An officer escorted them back inside the school, which plans to reschedule its demonstration for another day.


1:10 p.m.

More than 1,000 Nevada students - from Las Vegas to Reno and Lake Tahoe to Elko - walked out of their classes to mark the one-month anniversary of a school shooting in Florida and to call for lawmakers to act to curb gun violence.

One of the biggest protests Wednesday was at a middle school in Reno. The Reno Gazette Journal reports that all 700-plus students at Swope Middle School walked out of class at 10 a.m. and filled the back track field for a protest.

About 300 at Reno's Wooster High chanted "We want peace" as they marched several blocks to the U.S. Post Office to mail letters they wrote to their members of Congress.

North of Reno, students at North Valleys High School released 17 balloons on the football field and held a moment of silence lasting 17 seconds in memory of the 17 victims in the Feb. 14 Florida shooting.

Hundreds rallied in downtown Las Vegas and hundreds more walked out of class in Sparks, in Carson City, at Elko High School in rural northeast Nevada and around Lake Tahoe at South Lake Tahoe, California and Truckee, California.


12:50 p.m.

Students at one Las Vegas high school filled a football field and held a minute of silence for each of the 17 victims of the Feb. 14 shooting in Parkland, Florida, as their names were read aloud.

Clark High School senior Gabrielle Debelen told the Las Vegas Sun that students taking part in the Wednesday walkouts want their voices heard.

Debelen and school Principal Jill Pendleton say the walkout was not politically motivated but rather an opportunity for students to advocate for school safety.

The Clark County School District issued a statement Monday calling events pre-approved by administrators an appropriate way for students to express themselves.

The district is among the largest in the nation. It covers a county almost the size of New Jersey, with more than 350 campuses, 320,000 students and about 18,000 teachers.


11:27 a.m.

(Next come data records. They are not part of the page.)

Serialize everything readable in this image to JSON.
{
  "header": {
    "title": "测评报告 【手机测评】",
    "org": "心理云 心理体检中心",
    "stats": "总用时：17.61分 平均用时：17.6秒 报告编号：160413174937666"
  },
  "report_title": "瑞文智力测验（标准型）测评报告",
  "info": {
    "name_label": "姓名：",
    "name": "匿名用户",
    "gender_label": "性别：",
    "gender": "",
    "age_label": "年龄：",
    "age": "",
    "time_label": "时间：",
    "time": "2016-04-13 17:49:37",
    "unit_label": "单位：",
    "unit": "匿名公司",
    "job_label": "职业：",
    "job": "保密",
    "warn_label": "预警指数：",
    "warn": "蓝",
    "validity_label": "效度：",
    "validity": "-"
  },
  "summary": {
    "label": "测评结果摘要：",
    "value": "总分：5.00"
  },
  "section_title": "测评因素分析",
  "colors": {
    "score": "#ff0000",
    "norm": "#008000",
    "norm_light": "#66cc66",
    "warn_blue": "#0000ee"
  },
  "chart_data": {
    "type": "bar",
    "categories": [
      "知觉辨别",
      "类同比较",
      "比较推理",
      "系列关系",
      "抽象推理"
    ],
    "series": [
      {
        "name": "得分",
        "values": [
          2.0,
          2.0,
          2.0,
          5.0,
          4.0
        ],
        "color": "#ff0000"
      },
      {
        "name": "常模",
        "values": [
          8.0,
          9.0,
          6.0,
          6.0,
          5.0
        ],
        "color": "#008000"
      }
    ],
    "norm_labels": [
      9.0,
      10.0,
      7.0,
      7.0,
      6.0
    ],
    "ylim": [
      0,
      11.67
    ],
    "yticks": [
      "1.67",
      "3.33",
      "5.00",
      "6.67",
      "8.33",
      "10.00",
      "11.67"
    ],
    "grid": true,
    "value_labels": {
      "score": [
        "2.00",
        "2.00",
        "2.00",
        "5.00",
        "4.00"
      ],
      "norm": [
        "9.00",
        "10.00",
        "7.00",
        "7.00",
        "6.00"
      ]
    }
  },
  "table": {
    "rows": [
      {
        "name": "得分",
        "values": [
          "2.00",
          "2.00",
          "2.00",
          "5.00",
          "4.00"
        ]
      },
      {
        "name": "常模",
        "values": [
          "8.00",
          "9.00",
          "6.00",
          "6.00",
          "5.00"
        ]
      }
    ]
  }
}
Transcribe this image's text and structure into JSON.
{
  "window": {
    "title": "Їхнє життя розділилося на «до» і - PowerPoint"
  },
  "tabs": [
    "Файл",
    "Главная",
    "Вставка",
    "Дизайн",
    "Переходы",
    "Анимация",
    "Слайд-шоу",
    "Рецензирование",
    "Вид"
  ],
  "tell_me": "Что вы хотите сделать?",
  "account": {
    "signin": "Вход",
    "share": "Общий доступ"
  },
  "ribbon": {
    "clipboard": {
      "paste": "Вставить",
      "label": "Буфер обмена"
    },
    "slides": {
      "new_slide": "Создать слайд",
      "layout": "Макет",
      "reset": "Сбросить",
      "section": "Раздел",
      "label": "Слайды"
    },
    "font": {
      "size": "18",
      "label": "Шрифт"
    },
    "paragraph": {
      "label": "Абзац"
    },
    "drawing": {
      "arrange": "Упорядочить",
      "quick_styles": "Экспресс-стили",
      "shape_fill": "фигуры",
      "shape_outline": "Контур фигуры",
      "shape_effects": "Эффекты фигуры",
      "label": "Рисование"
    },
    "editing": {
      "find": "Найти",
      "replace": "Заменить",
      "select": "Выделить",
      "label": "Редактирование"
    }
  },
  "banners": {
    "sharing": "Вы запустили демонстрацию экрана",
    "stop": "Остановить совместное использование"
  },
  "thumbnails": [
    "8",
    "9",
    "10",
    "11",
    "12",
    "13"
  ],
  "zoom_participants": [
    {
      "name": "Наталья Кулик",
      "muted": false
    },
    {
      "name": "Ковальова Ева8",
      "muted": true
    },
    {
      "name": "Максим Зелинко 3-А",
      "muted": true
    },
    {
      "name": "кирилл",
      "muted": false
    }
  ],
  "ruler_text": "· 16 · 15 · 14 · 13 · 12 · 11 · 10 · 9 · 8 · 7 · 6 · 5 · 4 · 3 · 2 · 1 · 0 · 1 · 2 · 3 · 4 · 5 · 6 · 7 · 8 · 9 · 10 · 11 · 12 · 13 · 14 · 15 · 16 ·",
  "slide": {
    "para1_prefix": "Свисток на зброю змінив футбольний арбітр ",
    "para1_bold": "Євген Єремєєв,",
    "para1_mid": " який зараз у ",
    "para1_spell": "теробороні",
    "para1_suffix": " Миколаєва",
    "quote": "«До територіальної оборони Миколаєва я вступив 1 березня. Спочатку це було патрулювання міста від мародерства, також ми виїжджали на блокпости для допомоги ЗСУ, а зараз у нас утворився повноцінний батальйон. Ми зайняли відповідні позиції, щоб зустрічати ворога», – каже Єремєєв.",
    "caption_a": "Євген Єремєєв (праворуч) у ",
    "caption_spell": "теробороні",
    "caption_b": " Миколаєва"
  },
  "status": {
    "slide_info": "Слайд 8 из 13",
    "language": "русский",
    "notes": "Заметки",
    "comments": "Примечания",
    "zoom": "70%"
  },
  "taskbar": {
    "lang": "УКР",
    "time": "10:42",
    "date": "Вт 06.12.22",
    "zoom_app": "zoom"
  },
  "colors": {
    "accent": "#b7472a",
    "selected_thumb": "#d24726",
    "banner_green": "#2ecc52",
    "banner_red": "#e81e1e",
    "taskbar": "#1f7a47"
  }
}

Hundreds of students at one Reno, Nevada high school chanted, "We want peace," as they marched several blocks to a U.S. Post Office to deliver letters to their members of Congress demanding action to combat gun violence.

Wooster High senior Ann Snelgrove said they have to put pressure on politicians who refuse to do their job because they're paid off by the gun lobby.

She said in a speech outside the post office Wednesday that those who oppose expanded background checks are on the wrong side of history. She asked, "Can't you hear the children scream?"

Freshman Lily Crano carried a sign referencing the mass shooting in Florida that read, "They could have been us." She told an Associated Press reporter, "If they don't hear us now, they're deaf."


11:20 a.m.

Students at several Nevada high schools walked out of classes to mark the one-month anniversary of a shooting in Florida and to call for lawmakers to act to curb gun violence.

In Las Vegas, home to the deadliest mass shooting in modern U.S. history last October, more than 350 students rallied on the steps of the city's oldest high school with signs reading "Enough is Enough" and chants like "NRA, stay away."

Las Vegas Academy of the Arts junior Tanya Abarico says they want policies and reform, not thoughts and prayers.

Student body President Darian Fluker invoked shootings at Columbine High School in Colorado in 1999, at Sandy Hook Elementary School in Connecticut in 2012, and on Feb. 14 at Marjory Stoneman Douglas High School in Florida.

She called the walkouts a march for student lives.


8:45 a.m.

Students at several Nevada high schools plan to walk out of classes to mark the one-month anniversary of a shooting at a campus in Florida and call for lawmakers to act to curb gun violence.

In Las Vegas, plans for Wednesday demonstrations come a little more than six months after the deadliest mass shooting in modern U.S. history left 58 people dead on the Strip.

Organizers planned one of the largest events at the city's oldest high school, the downtown Las Vegas Academy of the Arts.

In Reno, students at a downtown high school are expected to march to a U.S. Post Office to mail letters calling for Nevada members of Congress to support gun control measures.

A demonstration and speeches also were planned at the University of Nevada, Las Vegas.